NSA snoops on credit card transactions, says report
The agency reportedly has a special division that monitors international banking and credit card transactions, says Germany's Der Spiegel.
"Follow the Money" is not just a catchphrase but an actual branch within the National Security Agency that spies on payments processed by Visa and others, according to Der Spiegel.
Citing documents from 2010 leaked by former NSA contractor Edward Snowden, the German news magazine reported Monday that the "Follow the Money" division funnels the data it gathers into its own financial database. In 2011, that database held 180 million records, with 84 percent of them credit card transactions.
In response to a request for comment, an NSA spokesperson sent the following statement to CNET:
The U.S. Government acquires information about economic and financial matters to combat a range of threats to the national security of the United States and its allies, including information about terrorist financing and terror networks. This information is collected through regulatory, law enforcement, diplomatic, and intelligence channels, as well as through undertakings with cooperating foreign allies and partners.
The NSA examines the transactions of customers of large credit companies such as Visa as part of its overall surveillance, Der Spiegel said. Specifically, the agency looks for international ties by targeting Visa customers in Europe, the Middle East, and Africa.
In response to the findings, a Visa spokesperson issued the following statement to Der Spiegel:
We are not aware of any unauthorized access to our network. Visa takes data security seriously and, in response to any attempted intrusion, we would pursue all available remedies to the fullest extent of the law. Further, its Visa's policy to only provide transaction information in response to a subpoena or other valid legal process.

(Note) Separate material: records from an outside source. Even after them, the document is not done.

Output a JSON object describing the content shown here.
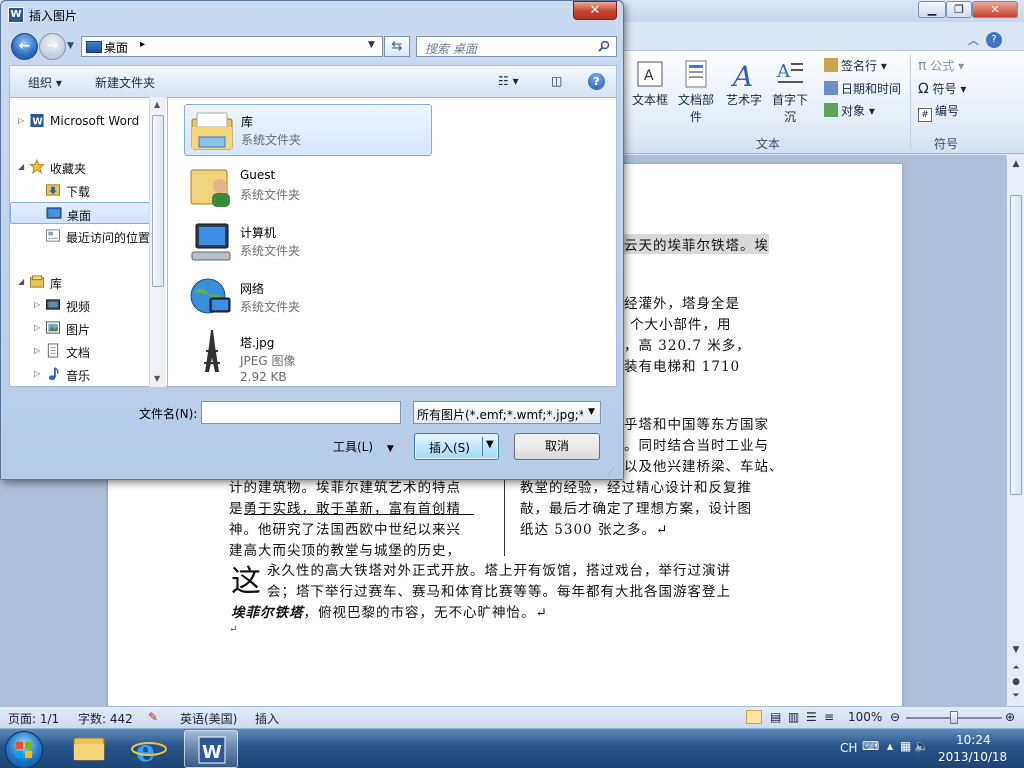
{
  "dialog": {
    "title": "插入图片",
    "close_label": "✕",
    "app_icon_label": "W",
    "address": {
      "location": "桌面"
    },
    "search": {
      "placeholder": "搜索 桌面"
    },
    "toolbar": {
      "organize": "组织 ▾",
      "new_folder": "新建文件夹",
      "help": "?"
    },
    "nav": [
      {
        "label": "Microsoft Word",
        "icon": "word-icon",
        "level": 0,
        "expander": "▷"
      },
      {
        "label": "收藏夹",
        "icon": "star-icon",
        "level": 0,
        "expander": "◢"
      },
      {
        "label": "下载",
        "icon": "download-folder-icon",
        "level": 1,
        "expander": ""
      },
      {
        "label": "桌面",
        "icon": "desktop-icon",
        "level": 1,
        "expander": "",
        "selected": true
      },
      {
        "label": "最近访问的位置",
        "icon": "recent-icon",
        "level": 1,
        "expander": ""
      },
      {
        "label": "库",
        "icon": "library-icon",
        "level": 0,
        "expander": "◢"
      },
      {
        "label": "视频",
        "icon": "video-icon",
        "level": 1,
        "expander": "▷"
      },
      {
        "label": "图片",
        "icon": "pictures-icon",
        "level": 1,
        "expander": "▷"
      },
      {
        "label": "文档",
        "icon": "documents-icon",
        "level": 1,
        "expander": "▷"
      },
      {
        "label": "音乐",
        "icon": "music-icon",
        "level": 1,
        "expander": "▷"
      }
    ],
    "files": [
      {
        "name": "库",
        "type": "系统文件夹",
        "size": "",
        "icon": "library-folder-icon",
        "selected": true
      },
      {
        "name": "Guest",
        "type": "系统文件夹",
        "size": "",
        "icon": "user-folder-icon"
      },
      {
        "name": "计算机",
        "type": "系统文件夹",
        "size": "",
        "icon": "computer-icon"
      },
      {
        "name": "网络",
        "type": "系统文件夹",
        "size": "",
        "icon": "network-icon"
      },
      {
        "name": "塔.jpg",
        "type": "JPEG 图像",
        "size": "2.92 KB",
        "icon": "tower-image-icon"
      }
    ],
    "filename_label": "文件名(N):",
    "filename_value": "",
    "filter_value": "所有图片(*.emf;*.wmf;*.jpg;*.jp",
    "tools_label": "工具(L)",
    "insert_label": "插入(S)",
    "cancel_label": "取消"
  },
  "word": {
    "ribbon": {
      "text_group": {
        "label": "文本",
        "textbox": "文本框",
        "quickparts": "文档部件",
        "wordart": "艺术字",
        "dropcap": "首字下沉",
        "signature": "签名行",
        "datetime": "日期和时间",
        "object": "对象"
      },
      "symbols_group": {
        "label": "符号",
        "equation": "公式",
        "symbol": "符号",
        "number": "编号"
      }
    },
    "document": {
      "lines_right_top": [
        "云天的埃菲尔铁塔。埃",
        "经灌外，塔身全是",
        "个大小部件，用",
        "，高 320.7 米多，",
        "装有电梯和 1710"
      ],
      "lines_right_mid": [
        "乎塔和中国等东方国家",
        "。同时结合当时工业与",
        "以及他兴建桥梁、车站、",
        "教堂的经验，经过精心设计和反复推",
        "敲，最后才确定了理想方案，设计图",
        "纸达 5300 张之多。↵"
      ],
      "lines_left": [
        "计的建筑物。埃菲尔建筑艺术的特点",
        "是勇于实践，敢于革新，富有首创精",
        "神。他研究了法国西欧中世纪以来兴",
        "建高大而尖顶的教堂与城堡的历史，"
      ],
      "dropcap_char": "这",
      "dropcap_line1": "永久性的高大铁塔对外正式开放。塔上开有饭馆，搭过戏台，举行过演讲",
      "dropcap_line2": "会；塔下举行过赛车、赛马和体育比赛等等。每年都有大批各国游客登上",
      "last_line_bold": "埃菲尔铁塔",
      "last_line_rest": "，俯视巴黎的市容，无不心旷神怡。↵",
      "para_mark": "↵"
    },
    "status": {
      "page": "页面: 1/1",
      "words": "字数: 442",
      "language": "英语(美国)",
      "mode": "插入",
      "zoom": "100%"
    }
  },
  "taskbar": {
    "ime": "CH",
    "time": "10:24",
    "date": "2013/10/18"
  },
  "colors": {
    "accent": "#3c7fb1",
    "selection": "#cfe2f8",
    "taskbar": "#27548a"
  }
}
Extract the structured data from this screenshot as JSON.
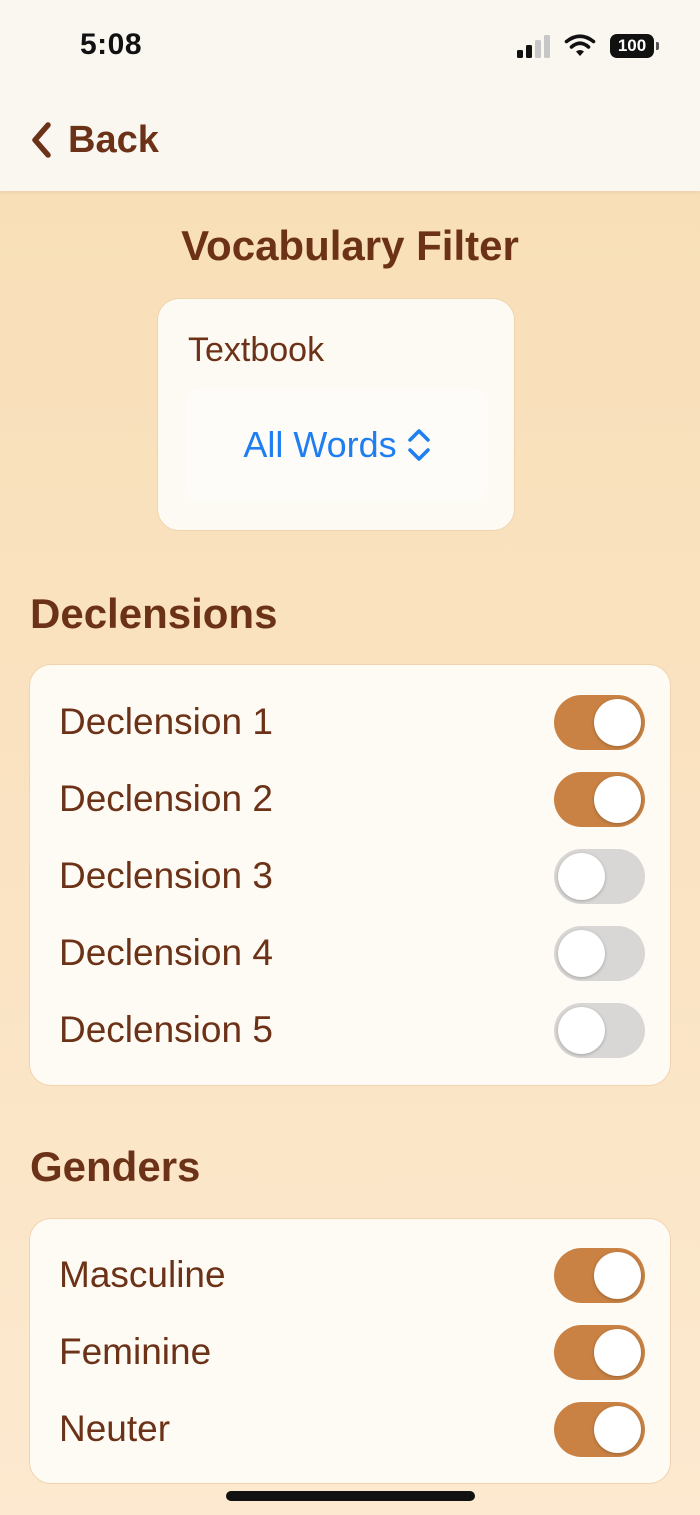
{
  "status_bar": {
    "time": "5:08",
    "battery": "100"
  },
  "nav": {
    "back_label": "Back"
  },
  "page": {
    "title": "Vocabulary Filter"
  },
  "textbook": {
    "label": "Textbook",
    "selected": "All Words"
  },
  "declensions": {
    "heading": "Declensions",
    "items": [
      {
        "label": "Declension 1",
        "on": true
      },
      {
        "label": "Declension 2",
        "on": true
      },
      {
        "label": "Declension 3",
        "on": false
      },
      {
        "label": "Declension 4",
        "on": false
      },
      {
        "label": "Declension 5",
        "on": false
      }
    ]
  },
  "genders": {
    "heading": "Genders",
    "items": [
      {
        "label": "Masculine",
        "on": true
      },
      {
        "label": "Feminine",
        "on": true
      },
      {
        "label": "Neuter",
        "on": true
      }
    ]
  },
  "colors": {
    "accent": "#c98243",
    "text": "#6b3217",
    "link": "#1f7ef0",
    "toggle_off": "#d9d7d5"
  },
  "icons": [
    "chevron-left-icon",
    "chevron-up-down-icon",
    "cellular-signal-icon",
    "wifi-icon",
    "battery-icon"
  ]
}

Even fellow members of the intelligence community have expressed concerns about the NSA's tracking of financial transactions, Der Spiegel noted. UK intelligence agency GCHQ, which has worked with the NSA, said in a document that the data collection involved "bulk data" full of "rich personal information," much of which "is not about our targets."